Asyl UNITED KINGDOM
To access the updated report, you can navigate through the table of content on the right end side or download the full report (in PDF) below.
This report was coordinated by Chris Nash, Asylum Aid. The research and drafting was primarily undertaken by Gina Clayton on a consultancy basis for Asylum Aid. Information was obtained through a combination of desk-based research and consultation with relevant stakeholders.

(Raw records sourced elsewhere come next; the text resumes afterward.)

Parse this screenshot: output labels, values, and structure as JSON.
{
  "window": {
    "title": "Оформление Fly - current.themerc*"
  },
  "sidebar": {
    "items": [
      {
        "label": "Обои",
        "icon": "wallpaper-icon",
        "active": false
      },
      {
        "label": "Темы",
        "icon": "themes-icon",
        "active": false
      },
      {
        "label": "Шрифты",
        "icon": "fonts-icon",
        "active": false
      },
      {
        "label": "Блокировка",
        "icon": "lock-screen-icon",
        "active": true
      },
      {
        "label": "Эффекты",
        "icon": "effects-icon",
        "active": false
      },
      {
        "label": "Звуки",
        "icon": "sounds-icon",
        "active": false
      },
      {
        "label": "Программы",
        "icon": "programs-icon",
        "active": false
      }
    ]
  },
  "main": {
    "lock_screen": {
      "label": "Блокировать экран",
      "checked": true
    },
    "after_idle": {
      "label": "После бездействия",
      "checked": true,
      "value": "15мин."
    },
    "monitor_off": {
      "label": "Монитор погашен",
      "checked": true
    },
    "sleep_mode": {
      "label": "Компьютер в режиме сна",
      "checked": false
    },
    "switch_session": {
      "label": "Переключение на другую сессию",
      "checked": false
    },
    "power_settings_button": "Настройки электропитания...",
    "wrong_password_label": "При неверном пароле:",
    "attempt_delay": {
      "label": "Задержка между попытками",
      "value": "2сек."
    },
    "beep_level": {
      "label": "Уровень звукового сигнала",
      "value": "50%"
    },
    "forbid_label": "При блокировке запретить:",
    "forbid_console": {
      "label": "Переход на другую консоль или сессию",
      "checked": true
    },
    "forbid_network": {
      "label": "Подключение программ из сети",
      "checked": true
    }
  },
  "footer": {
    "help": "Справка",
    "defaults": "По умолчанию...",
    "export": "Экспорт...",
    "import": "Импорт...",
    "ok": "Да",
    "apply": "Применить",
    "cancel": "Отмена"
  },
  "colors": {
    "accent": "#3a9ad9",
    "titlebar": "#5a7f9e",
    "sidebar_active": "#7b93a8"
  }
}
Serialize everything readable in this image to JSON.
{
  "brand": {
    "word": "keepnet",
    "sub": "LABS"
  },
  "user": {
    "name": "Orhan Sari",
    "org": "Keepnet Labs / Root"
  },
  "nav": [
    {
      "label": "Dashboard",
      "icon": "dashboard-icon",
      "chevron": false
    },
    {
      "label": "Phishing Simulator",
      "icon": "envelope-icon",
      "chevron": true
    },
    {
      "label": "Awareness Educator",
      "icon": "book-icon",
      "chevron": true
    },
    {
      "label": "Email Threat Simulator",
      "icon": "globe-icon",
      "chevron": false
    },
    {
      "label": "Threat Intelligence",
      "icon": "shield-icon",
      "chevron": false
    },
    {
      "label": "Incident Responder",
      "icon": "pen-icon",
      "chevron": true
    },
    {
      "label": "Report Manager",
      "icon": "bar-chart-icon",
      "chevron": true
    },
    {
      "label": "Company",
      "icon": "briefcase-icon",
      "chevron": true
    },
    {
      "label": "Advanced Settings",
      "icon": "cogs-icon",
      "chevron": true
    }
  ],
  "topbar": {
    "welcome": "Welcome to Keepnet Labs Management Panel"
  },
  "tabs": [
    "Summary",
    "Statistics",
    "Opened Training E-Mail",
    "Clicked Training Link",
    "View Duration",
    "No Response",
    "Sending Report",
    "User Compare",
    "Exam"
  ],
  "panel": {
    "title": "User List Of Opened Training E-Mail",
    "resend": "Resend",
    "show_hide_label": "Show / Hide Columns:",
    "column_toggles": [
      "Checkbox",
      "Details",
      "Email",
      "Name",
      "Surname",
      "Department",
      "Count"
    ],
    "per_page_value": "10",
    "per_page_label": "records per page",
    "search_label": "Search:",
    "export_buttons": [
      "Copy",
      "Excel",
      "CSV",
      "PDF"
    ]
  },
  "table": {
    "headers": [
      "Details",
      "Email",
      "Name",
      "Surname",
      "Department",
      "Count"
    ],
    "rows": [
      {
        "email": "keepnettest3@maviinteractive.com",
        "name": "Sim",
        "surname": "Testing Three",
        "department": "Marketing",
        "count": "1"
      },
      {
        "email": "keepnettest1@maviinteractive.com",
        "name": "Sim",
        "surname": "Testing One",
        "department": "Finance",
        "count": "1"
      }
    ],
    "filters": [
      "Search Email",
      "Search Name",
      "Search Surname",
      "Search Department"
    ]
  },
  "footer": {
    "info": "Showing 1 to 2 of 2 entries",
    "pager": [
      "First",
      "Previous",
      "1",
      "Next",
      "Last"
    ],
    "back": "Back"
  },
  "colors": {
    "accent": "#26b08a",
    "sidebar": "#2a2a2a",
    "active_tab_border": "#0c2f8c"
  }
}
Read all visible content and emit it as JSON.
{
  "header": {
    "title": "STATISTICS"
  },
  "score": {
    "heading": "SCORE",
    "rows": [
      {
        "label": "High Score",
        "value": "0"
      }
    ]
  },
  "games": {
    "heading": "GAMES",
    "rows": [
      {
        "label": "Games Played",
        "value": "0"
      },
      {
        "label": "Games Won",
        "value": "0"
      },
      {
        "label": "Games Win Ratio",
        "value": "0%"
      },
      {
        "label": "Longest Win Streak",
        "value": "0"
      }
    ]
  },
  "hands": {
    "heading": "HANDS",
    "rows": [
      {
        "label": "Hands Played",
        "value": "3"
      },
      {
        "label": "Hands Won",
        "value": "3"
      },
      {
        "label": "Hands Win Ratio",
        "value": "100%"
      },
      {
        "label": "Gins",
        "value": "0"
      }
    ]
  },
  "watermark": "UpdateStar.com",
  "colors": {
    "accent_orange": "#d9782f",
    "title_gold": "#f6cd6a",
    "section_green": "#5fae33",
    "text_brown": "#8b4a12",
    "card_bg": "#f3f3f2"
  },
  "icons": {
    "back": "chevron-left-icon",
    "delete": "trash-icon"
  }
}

Asylum Aid wishes to thank all those individuals and organisations who gave up their time and expertise to contribute or check information gathered during the research. Particular thanks are owed to Kamla Adiseshiah (Asylum Aid), Gabriella Bettiga (Lawrence Lupin Solicitors), Gary Christie (Scottish Refugee Council), Judith Dennis (British Refugee Council), Sushila Dhall (Refugee Resource), Rachel Farrier (Refugee Survival Trust), Patrick Jones (Asylum Aid), Mike Kaye (Still Human Still Here), Duncan Lane (UKISA), Alexandra McDowall (UNHCR), Jerome Phelps (Detention Action), Sile Reynolds (Refugee Action), Sarah-Jane Savage (UNHCR), Sonya Sceats (Freedom from Torture), Debora Singer (Asylum Aid), Dave Stamp (ASIRT), Adeline Trude (Bail for Immigration Detainees), and Roger Warren Evans (Asylum Justice).
It was announced on 26 March 2013 that the UK Border Agency (UKBA) had been abolished and split into two components, a visas section and an enforcement section – both of which will report directly to the Home Secretary from within the Home Office.
In addition, a new Asylum Operating Model replaced the New Asylum Model as part of a major Home Office re-structuring exercise with effect from 01 April 2013. At the time of writing, no information was publicly available about these changes but, on the basis of information shared by way of consultation with stakeholders, it is understood that the new Asylum Operating Model will be phased in over a period of 18 months. It is expected that asylum applicants will continue to lodge claims as per current arrangements but that more detailed screening will be employed to route claims as part of new triage and workflow arrangements. Another aspect of the new arrangements believed to be prioritised for early implementation is the creation of a Non-Detained Fast Track (Probable Protection) workstream, i.e. a form of manifestly well-founded procedure. It is understood that other aspects of the new arrangements will be implemented later. The operation of the new model has been deferred following UKBA’s reabsorption into the Home Office.
The updated report is up-to-date as of 28 October 2013.